Bench Testing A Ford Relay (A Step-by-Step Guide) Bench Testing A Ford Relay (A Step-by-Step Guide)

Every now and then, the need arises to bench test a Relay to find out if it's really BAD or not.

This article will help you to bench test the Ford 20 amp multi-purpose Relay in a step by step fashion (there are two articles in site about bench testing a Ford Relay, the other is here: How To Bench Test A Ford Relay (Large Relay)).

Contents of this tutorial at a glance:

  1. What Tools Do I Need To Test The Relay?
  2. Relay Basics.
  3. Relay Bench Test.

You can find this tutorial in Spanish here: Cómo Probar En Banco Un Relé De Ford (Relé Pequeño) (at:

For your cross reference information:

  1. Ford part #:
    1. F57B-14B192-AA
  2. AutoZone part #:
    1. Duralast 19283
    2. Duralast 20749
  3. O'reilly part #:
    1. IDI 25-0136
  4. Other part #:

What Tools Do I Need To Test The Relay?

You'll need two very important things to bench test the Relay and they are:

  1. Multimeter
    1. The Multimeter can be digital or analog multimeter.
    2. If you need to buy one or are looking to upgrade, check out my recommendations here: Buying A Digital Multimeter For Automotive Diagnostic Testing.
  2. Jumper Wires
    1. You'll need two of them with alligator clips on both ends (you can make these yourself).

Relay Basics

Bench Testing A Ford Relay (A Step-by-Step Guide)

The core purpose of a Relay is to control a high amount of current with a smaller (lower) current. And it does this by having one circuit mechanically open or close another circuit.

These two circuits can be classified as:

  1. A high current circuit.
    1. This is the circuit that is opened and closed.
    2. This is the circuit that delivers the current to the component that needs it.
  2. A low current circuit.
    1. This the circuit that activates or deactivates the relay by 'opening' or 'closing' the high current circuit.

The relay that this article will help you test is a non solid-state type, which means that it activates with mechanical components.

Here's a very brief look and explanation of what the Relay is made up of and how it works.

  1. Inside the Relay's plastic cover, you'll find these core components:
    1. An Electromagnet
      1. This is a coil of wire wrapped around a soft iron core
      2. When voltage flows thru it, it becomes a magnet.
    2. A movable Armature.
      1. This is the component that is moved from one contact to another, by the Electromagnet's magnetic field, to complete the circuit (for the high current to pass thru').
    3. A Spring.
      1. After the Relay is deactivated, the Electromagnet's magnetic field collapses and the spring ensures the Armature returns to its original position.
      2. In this type of Relay, this spring is NOT the coil type. The spring is a leaf type spring.
    4. Several contacts.
  2. When the Relay's coil (electromagnet) gets energized (by having current flow thru' it), it moves the Armature to close against another contact.
  1. The Armature is the actual switch and completes or opens the circuit that will have the High current flowing thru' it.
  2. When the Relay's coil gets de-energized, it loses it's magnetic power and thus let's go of the Armature.
  3. The Spring now acts on the Armature to place it back into its normally open position
    1. The High Current circuit now becomes ' open' , thus stopping any current from reaching the component that was being fed with it.

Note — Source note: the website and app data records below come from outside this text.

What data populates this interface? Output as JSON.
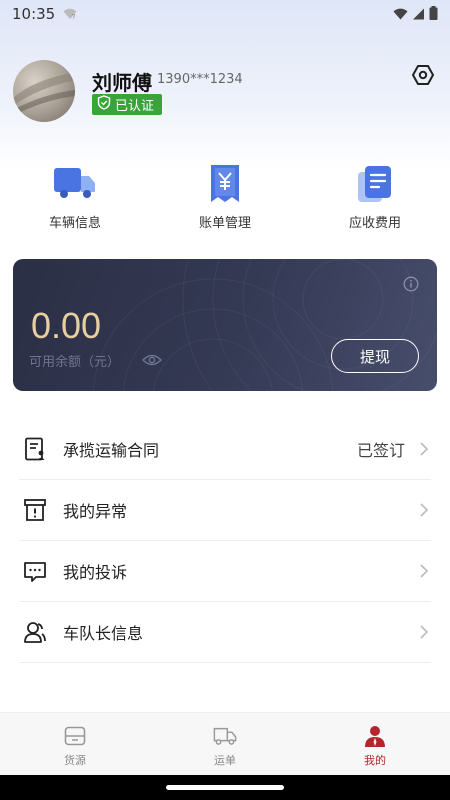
{
  "status_bar": {
    "time": "10:35"
  },
  "profile": {
    "name": "刘师傅",
    "phone": "1390***1234",
    "verified_label": "已认证"
  },
  "quick_menu": [
    {
      "label": "车辆信息",
      "icon": "truck-icon"
    },
    {
      "label": "账单管理",
      "icon": "bill-icon"
    },
    {
      "label": "应收费用",
      "icon": "receivable-document-icon"
    }
  ],
  "wallet": {
    "amount": "0.00",
    "balance_label": "可用余额（元）",
    "withdraw_label": "提现"
  },
  "menu": [
    {
      "label": "承揽运输合同",
      "status": "已签订",
      "icon": "contract-icon"
    },
    {
      "label": "我的异常",
      "status": "",
      "icon": "exception-box-icon"
    },
    {
      "label": "我的投诉",
      "status": "",
      "icon": "complaint-message-icon"
    },
    {
      "label": "车队长信息",
      "status": "",
      "icon": "team-leader-icon"
    }
  ],
  "tabs": [
    {
      "label": "货源",
      "active": false,
      "icon": "cargo-icon"
    },
    {
      "label": "运单",
      "active": false,
      "icon": "waybill-truck-icon"
    },
    {
      "label": "我的",
      "active": true,
      "icon": "profile-icon"
    }
  ],
  "colors": {
    "accent_red": "#b3262c",
    "verified_green": "#3aa43b",
    "card_dark": "#2b2f45",
    "amount_gold": "#e7cf9f",
    "icon_blue": "#4b74e3"
  }
}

OK, working theory lesson is over, let's get testing in the next page...